Exercise
Whenever a line of the entries below holds the string "sitemap", copy that line and return it.

* * *

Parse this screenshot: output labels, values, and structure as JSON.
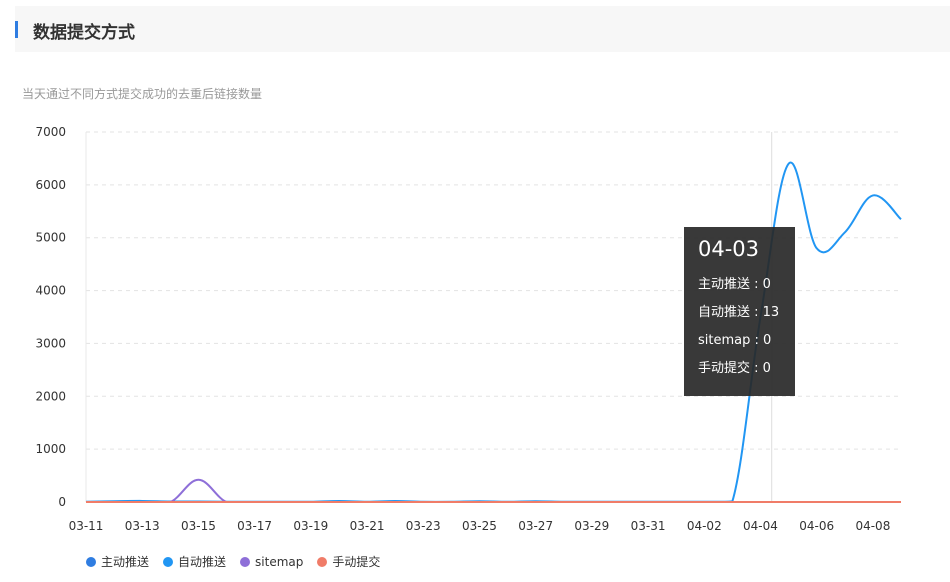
{
  "header": {
    "title": "数据提交方式"
  },
  "description": "当天通过不同方式提交成功的去重后链接数量",
  "tooltip": {
    "date": "04-03",
    "rows": [
      "主动推送 : 0",
      "自动推送 : 13",
      "sitemap : 0",
      "手动提交 : 0"
    ]
  },
  "legend": [
    {
      "label": "主动推送",
      "color": "#2f7de1"
    },
    {
      "label": "自动推送",
      "color": "#2196f3"
    },
    {
      "label": "sitemap",
      "color": "#8e6fd8"
    },
    {
      "label": "手动提交",
      "color": "#f07c68"
    }
  ],
  "chart_data": {
    "type": "line",
    "x_tick_labels": [
      "03-11",
      "03-13",
      "03-15",
      "03-17",
      "03-19",
      "03-21",
      "03-23",
      "03-25",
      "03-27",
      "03-29",
      "03-31",
      "04-02",
      "04-04",
      "04-06",
      "04-08"
    ],
    "y_tick_labels": [
      "0",
      "1000",
      "2000",
      "3000",
      "4000",
      "5000",
      "6000",
      "7000"
    ],
    "ylim": [
      0,
      7000
    ],
    "x": [
      "03-11",
      "03-12",
      "03-13",
      "03-14",
      "03-15",
      "03-16",
      "03-17",
      "03-18",
      "03-19",
      "03-20",
      "03-21",
      "03-22",
      "03-23",
      "03-24",
      "03-25",
      "03-26",
      "03-27",
      "03-28",
      "03-29",
      "03-30",
      "03-31",
      "04-01",
      "04-02",
      "04-03",
      "04-04",
      "04-05",
      "04-06",
      "04-07",
      "04-08",
      "04-09"
    ],
    "series": [
      {
        "name": "主动推送",
        "color": "#2f7de1",
        "values": [
          0,
          0,
          0,
          0,
          0,
          0,
          0,
          0,
          0,
          0,
          0,
          0,
          0,
          0,
          0,
          0,
          0,
          0,
          0,
          0,
          0,
          0,
          0,
          0,
          0,
          0,
          0,
          0,
          0,
          0
        ]
      },
      {
        "name": "自动推送",
        "color": "#2196f3",
        "values": [
          5,
          15,
          20,
          10,
          10,
          5,
          5,
          5,
          5,
          20,
          5,
          20,
          5,
          5,
          15,
          5,
          15,
          5,
          5,
          5,
          5,
          5,
          5,
          13,
          3500,
          6400,
          4800,
          5100,
          5800,
          5350
        ]
      },
      {
        "name": "sitemap",
        "color": "#8e6fd8",
        "values": [
          0,
          0,
          0,
          0,
          420,
          0,
          0,
          0,
          0,
          0,
          0,
          0,
          0,
          0,
          0,
          0,
          0,
          0,
          0,
          0,
          0,
          0,
          0,
          0,
          0,
          0,
          0,
          0,
          0,
          0
        ]
      },
      {
        "name": "手动提交",
        "color": "#f07c68",
        "values": [
          0,
          0,
          0,
          0,
          0,
          0,
          0,
          0,
          0,
          0,
          0,
          0,
          0,
          0,
          0,
          0,
          0,
          0,
          0,
          0,
          0,
          0,
          0,
          0,
          0,
          0,
          0,
          0,
          0,
          0
        ]
      }
    ],
    "grid": true,
    "hover_index": 23
  }
}
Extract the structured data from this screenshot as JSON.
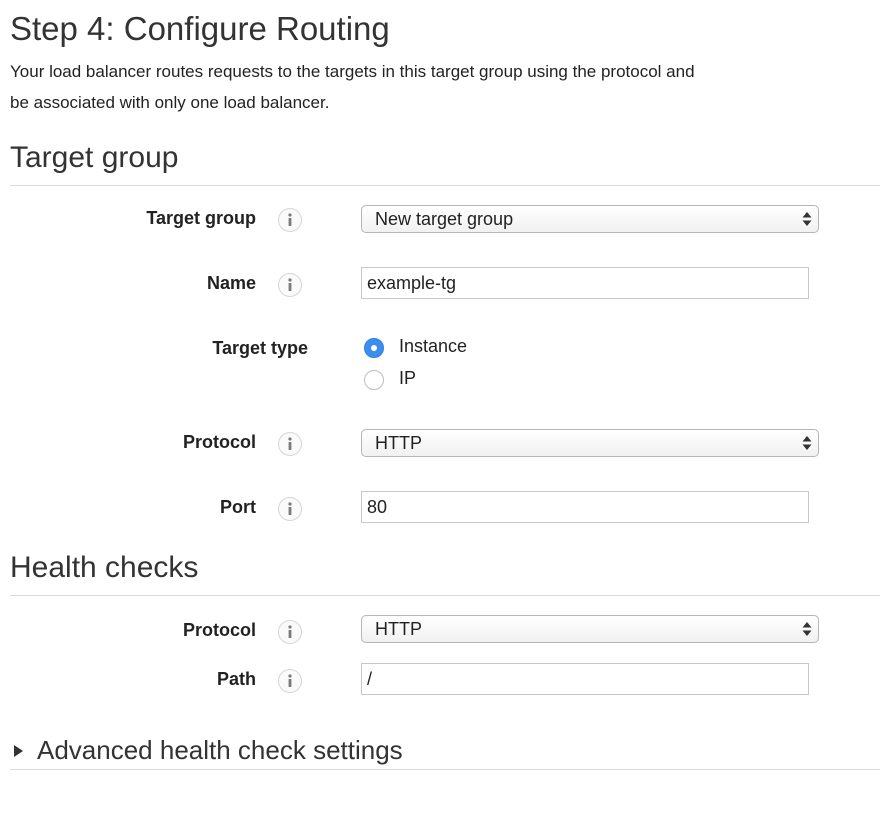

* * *

Task solution
      "sitemap : 0",
      "label": "sitemap",
        "name": "sitemap",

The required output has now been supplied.